The Panelists commented on what sets apart the Cartagena meeting from previous Summits. Nadelmann acknowledged that the current ideas “are not new,” but that the region often engages in debate without taking action. However, he sees recent policy shifts in the region as a sign that the Summit discussions may have more impact. Reuter agreed that Latin America, seen internationally as a victim of the current US and international drug regimes, has gained a “moral voice” on the drug issue.
Through cooperation with the European Union, Latin American leaders could help to open up the space to experiment with new policies and, eventually, reform the international drug regime. Walsh stressed that regulatory experimentation within different countries and even at a sub-national level is necessary to find the best policy balance to address the full range of psycoactive drugs.
Reuter noted that, in the past, the norm was to see how “Latin America can help the US”. In this case, the reverse is true – Latin America is asking how the US can help them, which puts pressures on Washington to acquire new drug policies. According to Nadelmann, the upcoming Summit will be the first major gathering of leaders in which alternative drug policies will be discussed. And for the first time, these regional leaders have the public support backing them. For Nadlemann, the fact that the US acknowledged the validity of this debate at all is a crucial shift that may give governments in the region room to experiment with different drug regulation schemes.
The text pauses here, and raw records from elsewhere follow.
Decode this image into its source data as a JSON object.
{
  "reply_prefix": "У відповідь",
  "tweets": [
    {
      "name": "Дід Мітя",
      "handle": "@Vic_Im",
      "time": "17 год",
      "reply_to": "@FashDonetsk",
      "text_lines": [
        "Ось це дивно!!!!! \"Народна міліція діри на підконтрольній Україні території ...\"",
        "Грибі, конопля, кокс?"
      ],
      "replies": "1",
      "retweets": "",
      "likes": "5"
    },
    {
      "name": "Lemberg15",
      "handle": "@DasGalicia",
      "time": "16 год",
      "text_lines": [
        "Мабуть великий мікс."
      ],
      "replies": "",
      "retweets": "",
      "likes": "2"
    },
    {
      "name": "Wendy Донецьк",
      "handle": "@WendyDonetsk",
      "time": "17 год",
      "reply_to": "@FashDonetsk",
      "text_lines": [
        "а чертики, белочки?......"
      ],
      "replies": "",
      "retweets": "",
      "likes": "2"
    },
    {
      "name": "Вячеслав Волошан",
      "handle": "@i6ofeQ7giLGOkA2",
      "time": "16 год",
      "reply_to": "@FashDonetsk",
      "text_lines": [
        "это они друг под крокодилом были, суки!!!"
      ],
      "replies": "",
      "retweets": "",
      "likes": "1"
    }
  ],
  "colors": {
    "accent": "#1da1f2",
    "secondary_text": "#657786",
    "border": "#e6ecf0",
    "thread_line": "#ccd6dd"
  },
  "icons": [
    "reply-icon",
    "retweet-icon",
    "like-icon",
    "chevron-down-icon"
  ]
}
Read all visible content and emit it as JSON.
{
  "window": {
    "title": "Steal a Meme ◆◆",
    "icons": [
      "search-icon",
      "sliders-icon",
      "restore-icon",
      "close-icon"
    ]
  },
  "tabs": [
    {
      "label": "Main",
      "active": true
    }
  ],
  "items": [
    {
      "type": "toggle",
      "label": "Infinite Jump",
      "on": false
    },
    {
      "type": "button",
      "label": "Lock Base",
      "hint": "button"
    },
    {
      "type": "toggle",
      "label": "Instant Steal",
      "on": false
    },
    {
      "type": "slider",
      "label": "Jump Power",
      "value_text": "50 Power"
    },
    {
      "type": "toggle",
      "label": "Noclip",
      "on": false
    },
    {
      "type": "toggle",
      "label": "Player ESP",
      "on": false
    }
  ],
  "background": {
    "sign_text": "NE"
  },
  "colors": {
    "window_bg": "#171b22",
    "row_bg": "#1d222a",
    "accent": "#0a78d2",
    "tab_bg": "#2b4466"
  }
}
As for expectations, Walsh does not anticipate any massive changes in Cartagena, but the fact that the topic is in the agenda means that the “debate cannot longer be ignored”. Nadelmann expects “lively discussion” in the closed door meeting, but that the public stance of leaders will not change. Nonetheless, he is hopeful that regional leaders commit to searching for alternative drug policies.
The panelists offered their visions for what the Summit conversation might produce. Hope and Reuter argued that regional leaders should shift the focus and expectations for law enforcement. Governments should shift their immediate focus on mitigating drug market violence by targeting the most violent criminal organizations, Hope argued. Reuter proposed that governments use enforcement more strategically to move trafficking routes to the areas where they will do the least harm.
Walsh agreed that enforcement will continue to play a role in drug policy, but argued that it should shift from combat towards regulation. Nadelmann called for three major changes to be discussed in Cartagena: the decriminalization of possession of all illicit drugs, with Portugal as the example, the legalization of marijuana, especially the role of the American society and States as they take steps towards legalization, and the exploration of alternative policies towards hard drugs (such as cocaine) as they are not in the legalization agenda.